  4. Breathe into your belly and lower back, notice the feedback of the belly making contact with the ground.
  5. When your timer dings or you have had enough, slowly lower yourself down and rest here for a couple of minutes. 

Dragon Pose

yin yoga poses

Target areas: a fiery hip opener concentrating on the outer hips and hip flexors
Optional props: folded blanket, bolster/cushions
Yang yoga counterpart: low lunge/ lizard pose

Start with three minutes working up to five minutes as you get more familiar with the pose.

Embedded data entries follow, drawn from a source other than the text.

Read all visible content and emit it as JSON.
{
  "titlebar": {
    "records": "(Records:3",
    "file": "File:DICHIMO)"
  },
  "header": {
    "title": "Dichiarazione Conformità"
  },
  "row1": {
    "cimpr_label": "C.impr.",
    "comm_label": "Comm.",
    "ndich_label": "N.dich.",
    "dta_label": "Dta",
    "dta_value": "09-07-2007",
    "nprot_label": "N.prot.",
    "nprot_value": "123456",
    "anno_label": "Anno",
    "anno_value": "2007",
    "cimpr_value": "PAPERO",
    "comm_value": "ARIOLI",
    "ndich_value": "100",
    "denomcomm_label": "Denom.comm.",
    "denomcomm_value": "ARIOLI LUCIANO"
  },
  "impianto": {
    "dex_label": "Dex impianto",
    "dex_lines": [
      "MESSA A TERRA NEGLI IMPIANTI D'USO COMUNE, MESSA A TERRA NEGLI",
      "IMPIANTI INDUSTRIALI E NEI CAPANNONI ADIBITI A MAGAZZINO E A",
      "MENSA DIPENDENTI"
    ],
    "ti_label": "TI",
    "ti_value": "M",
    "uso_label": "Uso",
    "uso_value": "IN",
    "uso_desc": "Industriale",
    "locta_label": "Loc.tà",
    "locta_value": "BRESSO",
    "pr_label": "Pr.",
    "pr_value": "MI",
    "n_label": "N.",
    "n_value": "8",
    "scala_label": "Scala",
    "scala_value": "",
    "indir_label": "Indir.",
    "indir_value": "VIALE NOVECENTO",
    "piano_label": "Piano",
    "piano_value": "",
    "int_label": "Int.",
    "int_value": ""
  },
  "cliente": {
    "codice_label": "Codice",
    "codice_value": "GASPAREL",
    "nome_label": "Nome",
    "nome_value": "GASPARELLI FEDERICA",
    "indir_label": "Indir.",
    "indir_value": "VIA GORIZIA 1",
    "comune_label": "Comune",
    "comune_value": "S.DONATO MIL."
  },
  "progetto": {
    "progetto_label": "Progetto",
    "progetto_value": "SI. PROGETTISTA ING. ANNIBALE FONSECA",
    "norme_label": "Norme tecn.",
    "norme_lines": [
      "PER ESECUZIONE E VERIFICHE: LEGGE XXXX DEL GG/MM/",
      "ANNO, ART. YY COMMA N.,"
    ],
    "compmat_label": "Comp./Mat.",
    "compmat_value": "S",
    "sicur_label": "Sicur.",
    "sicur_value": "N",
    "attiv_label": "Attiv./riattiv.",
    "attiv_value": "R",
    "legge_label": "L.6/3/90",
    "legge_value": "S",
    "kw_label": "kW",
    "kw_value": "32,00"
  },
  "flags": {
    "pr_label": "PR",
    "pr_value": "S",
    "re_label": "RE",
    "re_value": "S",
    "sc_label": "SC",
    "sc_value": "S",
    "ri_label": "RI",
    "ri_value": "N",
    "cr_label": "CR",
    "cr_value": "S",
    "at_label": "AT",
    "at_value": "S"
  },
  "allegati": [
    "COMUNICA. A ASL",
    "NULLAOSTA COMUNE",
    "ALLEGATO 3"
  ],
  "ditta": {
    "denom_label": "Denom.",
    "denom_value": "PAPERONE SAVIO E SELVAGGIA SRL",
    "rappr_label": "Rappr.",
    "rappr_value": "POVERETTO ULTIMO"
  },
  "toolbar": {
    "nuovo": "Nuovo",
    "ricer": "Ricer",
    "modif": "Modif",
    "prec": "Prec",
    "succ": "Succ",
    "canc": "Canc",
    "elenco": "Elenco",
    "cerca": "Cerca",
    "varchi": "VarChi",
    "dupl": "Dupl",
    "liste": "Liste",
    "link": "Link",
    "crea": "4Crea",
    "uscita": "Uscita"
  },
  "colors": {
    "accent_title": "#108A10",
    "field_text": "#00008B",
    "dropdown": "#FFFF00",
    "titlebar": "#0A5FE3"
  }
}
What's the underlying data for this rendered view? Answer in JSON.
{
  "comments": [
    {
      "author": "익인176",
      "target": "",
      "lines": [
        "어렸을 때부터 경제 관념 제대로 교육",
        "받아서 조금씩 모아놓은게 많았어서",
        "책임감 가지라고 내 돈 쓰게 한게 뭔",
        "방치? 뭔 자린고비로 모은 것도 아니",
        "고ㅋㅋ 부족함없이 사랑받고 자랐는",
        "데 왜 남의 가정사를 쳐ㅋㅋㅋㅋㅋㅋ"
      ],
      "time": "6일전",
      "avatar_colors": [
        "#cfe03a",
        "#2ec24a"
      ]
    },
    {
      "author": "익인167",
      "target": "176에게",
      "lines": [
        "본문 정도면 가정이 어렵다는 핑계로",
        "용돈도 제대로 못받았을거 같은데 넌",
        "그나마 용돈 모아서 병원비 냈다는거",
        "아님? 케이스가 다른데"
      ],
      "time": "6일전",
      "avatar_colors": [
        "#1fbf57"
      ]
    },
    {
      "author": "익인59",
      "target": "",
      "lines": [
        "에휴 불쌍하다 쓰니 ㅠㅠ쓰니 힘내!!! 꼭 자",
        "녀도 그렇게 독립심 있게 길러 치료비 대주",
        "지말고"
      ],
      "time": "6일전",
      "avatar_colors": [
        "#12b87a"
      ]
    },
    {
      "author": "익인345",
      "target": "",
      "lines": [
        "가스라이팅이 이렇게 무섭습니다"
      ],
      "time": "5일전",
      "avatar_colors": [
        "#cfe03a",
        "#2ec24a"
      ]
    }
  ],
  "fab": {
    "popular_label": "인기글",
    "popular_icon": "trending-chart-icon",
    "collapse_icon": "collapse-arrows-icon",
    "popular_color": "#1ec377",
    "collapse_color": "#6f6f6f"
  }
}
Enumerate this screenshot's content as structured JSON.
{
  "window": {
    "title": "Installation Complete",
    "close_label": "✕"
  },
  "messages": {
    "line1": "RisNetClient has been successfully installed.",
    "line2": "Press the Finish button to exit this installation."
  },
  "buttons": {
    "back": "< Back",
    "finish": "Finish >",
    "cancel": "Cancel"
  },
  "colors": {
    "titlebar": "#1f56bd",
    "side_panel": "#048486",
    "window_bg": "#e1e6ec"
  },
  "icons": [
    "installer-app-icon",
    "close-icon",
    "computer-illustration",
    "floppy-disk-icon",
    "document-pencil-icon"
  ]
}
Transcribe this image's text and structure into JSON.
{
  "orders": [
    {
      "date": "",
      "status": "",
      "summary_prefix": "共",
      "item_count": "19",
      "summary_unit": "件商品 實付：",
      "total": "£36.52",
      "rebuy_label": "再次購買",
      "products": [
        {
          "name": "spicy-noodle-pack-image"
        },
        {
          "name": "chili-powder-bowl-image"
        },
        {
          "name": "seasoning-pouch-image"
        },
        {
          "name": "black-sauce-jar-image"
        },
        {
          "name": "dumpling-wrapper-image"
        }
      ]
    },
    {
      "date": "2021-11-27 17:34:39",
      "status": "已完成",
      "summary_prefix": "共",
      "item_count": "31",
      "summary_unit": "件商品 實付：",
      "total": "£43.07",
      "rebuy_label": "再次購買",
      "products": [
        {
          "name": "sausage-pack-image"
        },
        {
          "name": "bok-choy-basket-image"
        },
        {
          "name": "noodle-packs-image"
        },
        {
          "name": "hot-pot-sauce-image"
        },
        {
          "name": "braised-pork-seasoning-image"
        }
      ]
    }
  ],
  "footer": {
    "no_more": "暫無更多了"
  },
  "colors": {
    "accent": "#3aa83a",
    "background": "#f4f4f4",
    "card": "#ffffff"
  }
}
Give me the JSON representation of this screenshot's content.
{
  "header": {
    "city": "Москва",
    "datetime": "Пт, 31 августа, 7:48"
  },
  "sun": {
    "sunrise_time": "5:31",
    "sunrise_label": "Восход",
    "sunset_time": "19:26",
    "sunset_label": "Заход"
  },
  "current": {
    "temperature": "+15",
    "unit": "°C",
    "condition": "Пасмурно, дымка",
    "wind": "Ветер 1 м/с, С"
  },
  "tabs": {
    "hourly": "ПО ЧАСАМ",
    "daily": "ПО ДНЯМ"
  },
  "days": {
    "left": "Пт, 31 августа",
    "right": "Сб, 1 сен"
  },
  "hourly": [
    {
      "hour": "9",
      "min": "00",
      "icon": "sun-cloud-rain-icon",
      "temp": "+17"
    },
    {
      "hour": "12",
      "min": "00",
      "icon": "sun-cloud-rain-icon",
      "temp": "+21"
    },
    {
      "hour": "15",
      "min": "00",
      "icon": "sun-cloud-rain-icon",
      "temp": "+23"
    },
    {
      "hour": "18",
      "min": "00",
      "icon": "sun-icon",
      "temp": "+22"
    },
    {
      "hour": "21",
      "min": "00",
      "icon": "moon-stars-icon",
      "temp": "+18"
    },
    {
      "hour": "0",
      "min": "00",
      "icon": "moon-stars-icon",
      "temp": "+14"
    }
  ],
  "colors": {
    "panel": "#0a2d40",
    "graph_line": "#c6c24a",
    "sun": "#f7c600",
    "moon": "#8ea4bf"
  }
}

  1. Start in a lunge position, place a blanket under your back knee for support if needed.
  2. Place your hands on the inside of your front leg and walk the front foot out a few inches so there is space for your torso to come forward.
  3. Adjust into a variation where you can feel a sensation in the outer hip of the front leg and hip flexor (front of the thigh) in the back leg. This might mean dropping your torso right down so you are on your forearms or staying completely upright. You can also slide a bolster or cushion just in front of the knee of your back leg so your hip flexor has some more support.
  4. Drop your breath into your hips. This pose can get pretty intense quickly—so observe the sensations and try not to over-identify with them. If your mind is screaming “@#$%&!” at you, just observe and acknowledge your thoughts without getting caught up in the story—I promise it will pass!
  5. If it feels okay, come deeper into the pose by lowering your torso further to the ground. If you need more space in your outer hip, you can let the knee drop outwards and roll onto the outer blade of the foot.
  6. When your timer dings or you have had enough, slowly walk your hands up and come out of the pose. Take a couple of minutes in rebound.
  7. … And then repeat on the other side!

If you want a yin yang yoga practice, start with a few rounds of sun salutations before practicing this Yin yoga sequence!